= Task statement =
Which lines of the listing hold the string "chair"? Show each of them.

-- Given information follows --

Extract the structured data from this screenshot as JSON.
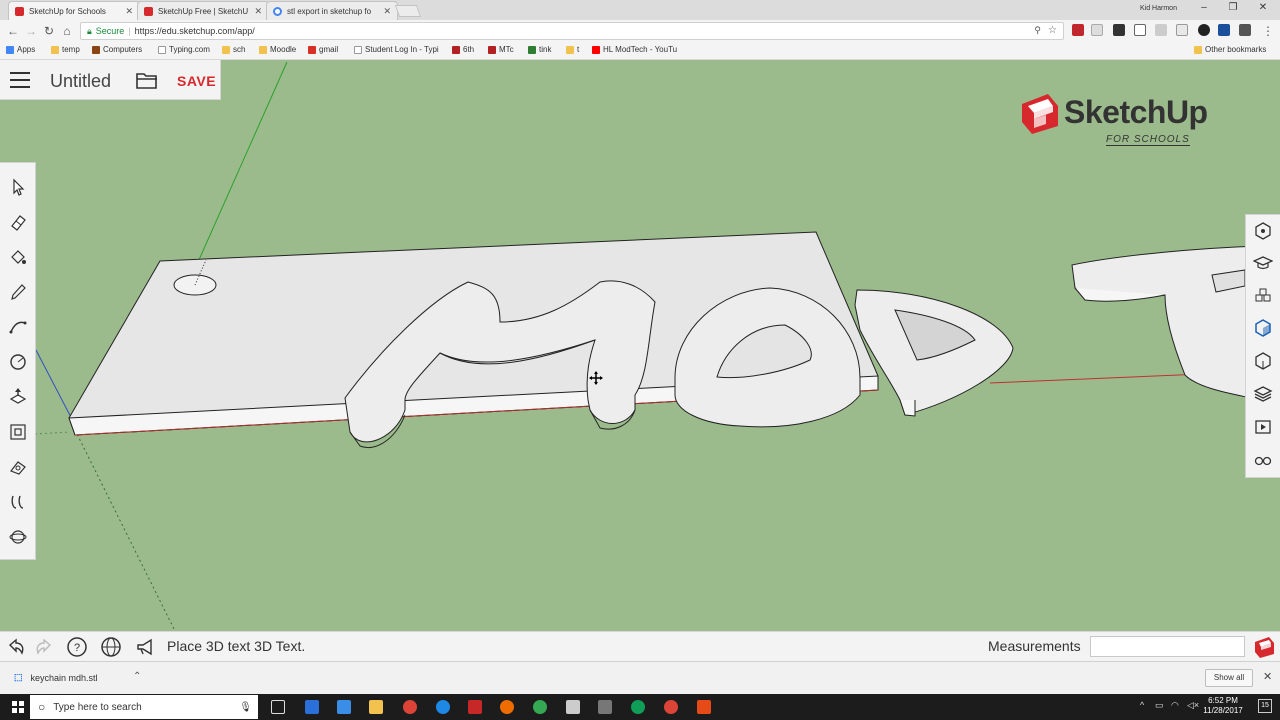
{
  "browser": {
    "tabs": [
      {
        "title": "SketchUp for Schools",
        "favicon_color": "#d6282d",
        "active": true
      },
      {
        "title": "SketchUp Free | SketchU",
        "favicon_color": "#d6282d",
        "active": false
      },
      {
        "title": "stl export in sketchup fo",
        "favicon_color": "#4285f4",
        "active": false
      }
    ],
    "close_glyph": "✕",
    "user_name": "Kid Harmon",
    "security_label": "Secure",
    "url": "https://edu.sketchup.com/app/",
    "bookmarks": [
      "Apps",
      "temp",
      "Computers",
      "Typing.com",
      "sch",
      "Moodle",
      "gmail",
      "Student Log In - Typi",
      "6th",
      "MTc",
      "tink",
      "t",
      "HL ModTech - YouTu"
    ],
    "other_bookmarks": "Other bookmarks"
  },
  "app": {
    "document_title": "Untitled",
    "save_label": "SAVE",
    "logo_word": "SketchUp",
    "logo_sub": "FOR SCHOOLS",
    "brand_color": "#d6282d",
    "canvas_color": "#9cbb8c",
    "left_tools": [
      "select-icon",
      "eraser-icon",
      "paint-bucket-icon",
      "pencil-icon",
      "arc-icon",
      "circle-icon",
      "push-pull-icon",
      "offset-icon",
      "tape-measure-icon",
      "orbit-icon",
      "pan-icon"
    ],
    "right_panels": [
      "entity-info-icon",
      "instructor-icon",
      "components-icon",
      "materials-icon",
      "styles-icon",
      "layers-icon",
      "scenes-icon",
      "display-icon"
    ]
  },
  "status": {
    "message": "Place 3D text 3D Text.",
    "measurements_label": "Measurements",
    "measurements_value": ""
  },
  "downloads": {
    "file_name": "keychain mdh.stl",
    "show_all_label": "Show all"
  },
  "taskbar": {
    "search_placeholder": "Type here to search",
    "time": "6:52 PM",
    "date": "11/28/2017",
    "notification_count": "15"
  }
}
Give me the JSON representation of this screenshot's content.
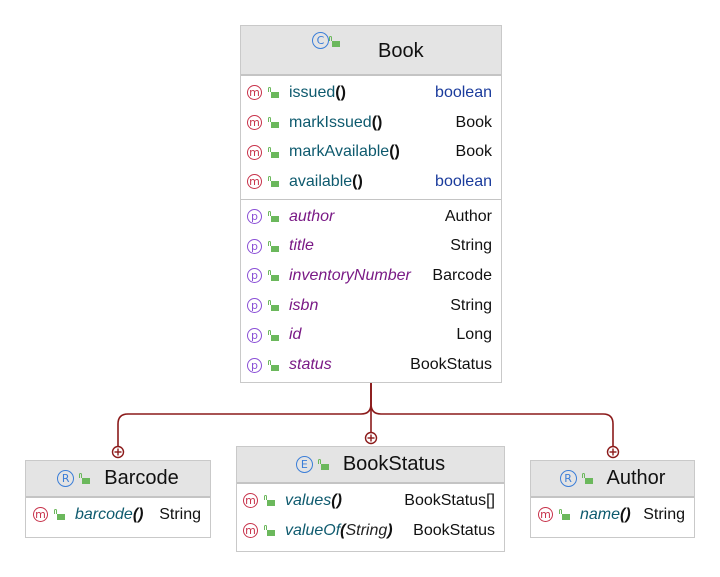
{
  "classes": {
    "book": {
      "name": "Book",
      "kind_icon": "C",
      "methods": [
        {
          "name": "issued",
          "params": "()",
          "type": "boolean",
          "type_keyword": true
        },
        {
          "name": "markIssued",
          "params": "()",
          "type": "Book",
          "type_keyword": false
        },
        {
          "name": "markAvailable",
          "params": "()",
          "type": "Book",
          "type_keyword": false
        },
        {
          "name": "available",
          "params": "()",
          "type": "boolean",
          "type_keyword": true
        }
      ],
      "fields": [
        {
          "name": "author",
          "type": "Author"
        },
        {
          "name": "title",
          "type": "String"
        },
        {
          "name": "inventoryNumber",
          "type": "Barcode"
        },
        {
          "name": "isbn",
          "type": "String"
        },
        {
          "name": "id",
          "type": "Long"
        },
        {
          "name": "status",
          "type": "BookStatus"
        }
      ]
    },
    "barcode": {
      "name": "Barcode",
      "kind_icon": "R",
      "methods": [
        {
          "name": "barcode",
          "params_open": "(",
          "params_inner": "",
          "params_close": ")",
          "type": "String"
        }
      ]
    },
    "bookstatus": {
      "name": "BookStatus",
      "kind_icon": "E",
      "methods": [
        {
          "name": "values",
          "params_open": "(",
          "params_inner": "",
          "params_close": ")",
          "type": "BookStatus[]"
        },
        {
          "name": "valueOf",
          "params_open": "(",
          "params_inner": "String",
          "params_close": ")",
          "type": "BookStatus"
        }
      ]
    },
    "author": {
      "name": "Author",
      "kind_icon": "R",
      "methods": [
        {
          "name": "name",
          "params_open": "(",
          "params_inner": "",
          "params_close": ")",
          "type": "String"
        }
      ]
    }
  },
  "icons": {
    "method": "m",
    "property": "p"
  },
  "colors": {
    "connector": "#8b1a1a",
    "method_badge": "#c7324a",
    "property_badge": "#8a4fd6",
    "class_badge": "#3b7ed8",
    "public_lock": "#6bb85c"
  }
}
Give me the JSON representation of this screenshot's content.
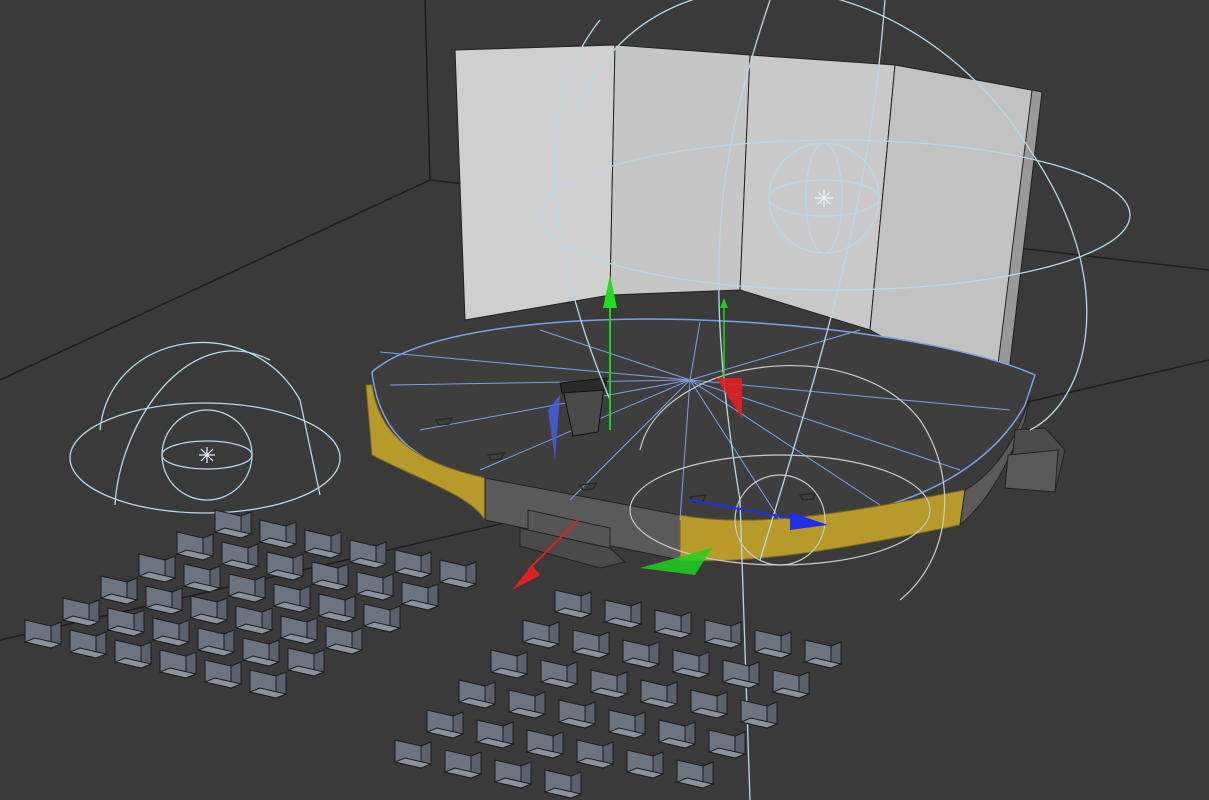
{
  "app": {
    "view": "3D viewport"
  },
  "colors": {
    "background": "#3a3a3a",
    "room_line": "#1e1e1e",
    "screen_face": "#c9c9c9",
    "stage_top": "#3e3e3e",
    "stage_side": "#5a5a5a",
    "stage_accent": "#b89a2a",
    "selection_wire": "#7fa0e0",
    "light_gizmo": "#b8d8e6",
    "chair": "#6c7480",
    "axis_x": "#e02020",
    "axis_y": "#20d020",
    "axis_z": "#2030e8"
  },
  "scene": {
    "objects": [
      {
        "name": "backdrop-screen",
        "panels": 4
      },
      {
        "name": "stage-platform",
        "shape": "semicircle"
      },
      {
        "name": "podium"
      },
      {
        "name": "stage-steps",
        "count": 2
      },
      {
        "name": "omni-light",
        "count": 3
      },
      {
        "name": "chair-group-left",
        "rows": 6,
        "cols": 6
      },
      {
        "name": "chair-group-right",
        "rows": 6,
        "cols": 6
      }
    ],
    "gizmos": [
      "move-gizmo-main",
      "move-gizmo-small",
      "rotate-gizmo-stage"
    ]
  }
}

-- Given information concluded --

= Exercise answer =
    "chair": "#6c7480",
        "name": "chair-group-left",
        "name": "chair-group-right",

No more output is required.